- While QR Codes can incorporate colour, play around using your brand’s colour palette but ensure your QR Codes are scannable. A QR Code by concept requires the code to be on a darker shade in the foreground with a lighter single shade background.
- The size of the QR Code should be dependent on the placement. The QR Codes should be big enough to be scanned even from a phone with a 2mp camera. Make sure the print is not smudgy or pixelated or offset.
- Since QR Codes have multiple functionalities, clearly state what scanning a QR Code will do. For example, “Did we serve you well? Scan this QR Code and let us know about your experience”
- Have a non-shortened URL behind the QR code to let your customers know exactly where they will be redirected. This imbibes a sense of confidence that the customer is in a secure environment.
- Make it user-friendly. Clearly state ways in which the customer can scan the QR Code. Also, let them know what will they benefit from scanning the QR Code. You may ask them for feedback but assure them that there is a discount coupon at the end of it.
- Optimise landing pages. Make sure landing pages are responsive to screen sizes, browsers and operating systems. Embed tags and cookies to ensure tracking of consumers for retargeting.
Ways to scan QR Codes:
1. Using Smartphone OEM Capabilities
Smartphone manufacturers today have inbuilt capabilities to scan QR Codes.
Version 8.0 and above. There may still be devices not able to scan these codes despite running Android Oreo and above. Check compatibility with google lens to make sure your device is capable of scanning QR Codes through the native camera app. Alternatively, you can head over to settings à apps à Camera à turn on “Read QR Codes” to turn the feature on manually (if available).
Version 11 and above. Simply open the camera app and point it towards the QR Code. Once scanned, you will see a pop-up that mentions the text/URL embedded in the QR. Click on the pop-up to be redirected to the landing page.
2. Using third-party apps
There are a host of third-party apps in the App/Play store to enable QR Code functionality. These range in sizes from Kbs to Mbs. However, do due diligence before recommending an app to your customers. Ensure there are no unwanted permissions required and the app is clean of phishing and other data security risks. Find apps that are either already widely adopted (ex: PayTM) or apps that consumers would find easier to download and use.

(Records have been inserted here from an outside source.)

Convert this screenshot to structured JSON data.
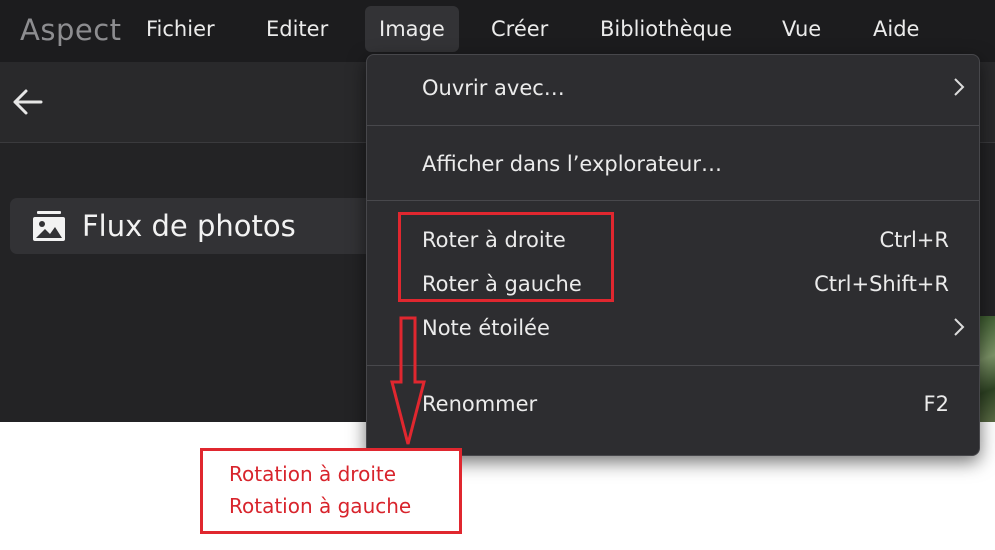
{
  "app": {
    "name": "Aspect"
  },
  "menubar": {
    "items": [
      "Fichier",
      "Editer",
      "Image",
      "Créer",
      "Bibliothèque",
      "Vue",
      "Aide"
    ],
    "active": "Image"
  },
  "sidebar": {
    "item_label": "Flux de photos",
    "item_icon": "photos-icon"
  },
  "toolbar": {
    "back_icon": "back-arrow-icon"
  },
  "image_menu": {
    "open_with": "Ouvrir avec…",
    "show_in_explorer": "Afficher dans l’explorateur…",
    "rotate_right": "Roter à droite",
    "rotate_right_shortcut": "Ctrl+R",
    "rotate_left": "Roter à gauche",
    "rotate_left_shortcut": "Ctrl+Shift+R",
    "star_rating": "Note étoilée",
    "rename": "Renommer",
    "rename_shortcut": "F2"
  },
  "annotation": {
    "line1": "Rotation à droite",
    "line2": "Rotation à gauche",
    "color": "#e0272f"
  },
  "colors": {
    "background": "#232325",
    "menubar": "#1c1c1e",
    "menu_panel": "#2d2d30",
    "text": "#ebebeb"
  }
}
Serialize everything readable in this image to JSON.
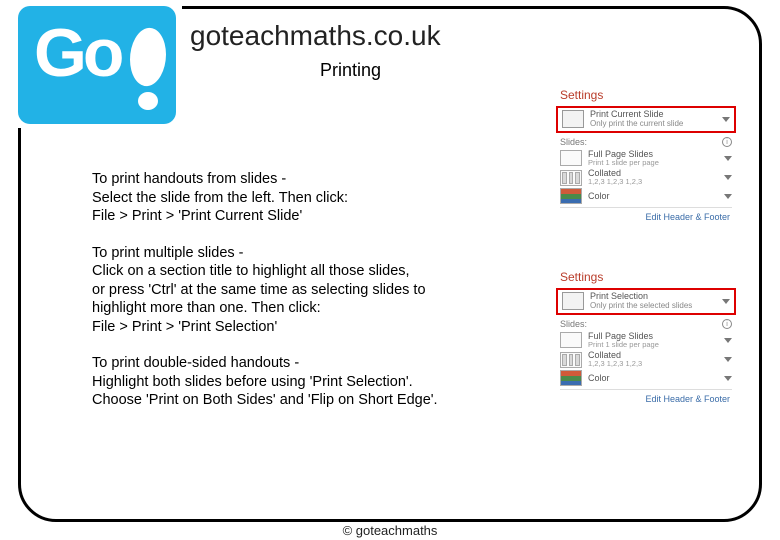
{
  "logo": {
    "text": "Go"
  },
  "header": {
    "site": "goteachmaths.co.uk",
    "page_title": "Printing"
  },
  "instructions": {
    "p1a": "To print handouts from slides -",
    "p1b": "Select the slide from the left. Then click:",
    "p1c": "File > Print > 'Print Current Slide'",
    "p2a": "To print multiple slides -",
    "p2b": "Click on a section title to highlight all those slides,",
    "p2c": "or press 'Ctrl' at the same time as selecting slides to",
    "p2d": "highlight more than one. Then click:",
    "p2e": "File > Print > 'Print Selection'",
    "p3a": "To print double-sided handouts -",
    "p3b": "Highlight both slides before using 'Print Selection'.",
    "p3c": "Choose 'Print on Both Sides' and 'Flip on Short Edge'."
  },
  "panel1": {
    "header": "Settings",
    "main_l1": "Print Current Slide",
    "main_l2": "Only print the current slide",
    "slides_label": "Slides:",
    "opt_fps_l1": "Full Page Slides",
    "opt_fps_l2": "Print 1 slide per page",
    "opt_col_l1": "Collated",
    "opt_col_l2": "1,2,3   1,2,3   1,2,3",
    "opt_color": "Color",
    "edit": "Edit Header & Footer"
  },
  "panel2": {
    "header": "Settings",
    "main_l1": "Print Selection",
    "main_l2": "Only print the selected slides",
    "slides_label": "Slides:",
    "opt_fps_l1": "Full Page Slides",
    "opt_fps_l2": "Print 1 slide per page",
    "opt_col_l1": "Collated",
    "opt_col_l2": "1,2,3   1,2,3   1,2,3",
    "opt_color": "Color",
    "edit": "Edit Header & Footer"
  },
  "footer": "© goteachmaths"
}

3. Integrating QR Scanners within your app
One of the ways to increase app downloads is by integrating QR Code readers within your app environment. This not only builds trust among consumers but also helps in better tracking and analytics.
How to increase user adoption of QR Codes:
Think from a consumer’s perspective. Is there a driver for the consumer to pull out his/her phone, open the app and scan the QR Code to provide feedback? This drive comes in the form of incentives. The biggest drive for any consumer is honest close-looping from brands. If as a consumer, I know that brands respond to me faster if I use QR Codes, the adoption of the channel would be higher. You are not only killing feedback cynicism here but also building trust within your stakeholders that your organization is serious about the initiative.
Surprise your respondents with ‘something extra’. Attach a coupon at the end of the feedback survey. Thank them with an immediate or in-future discount.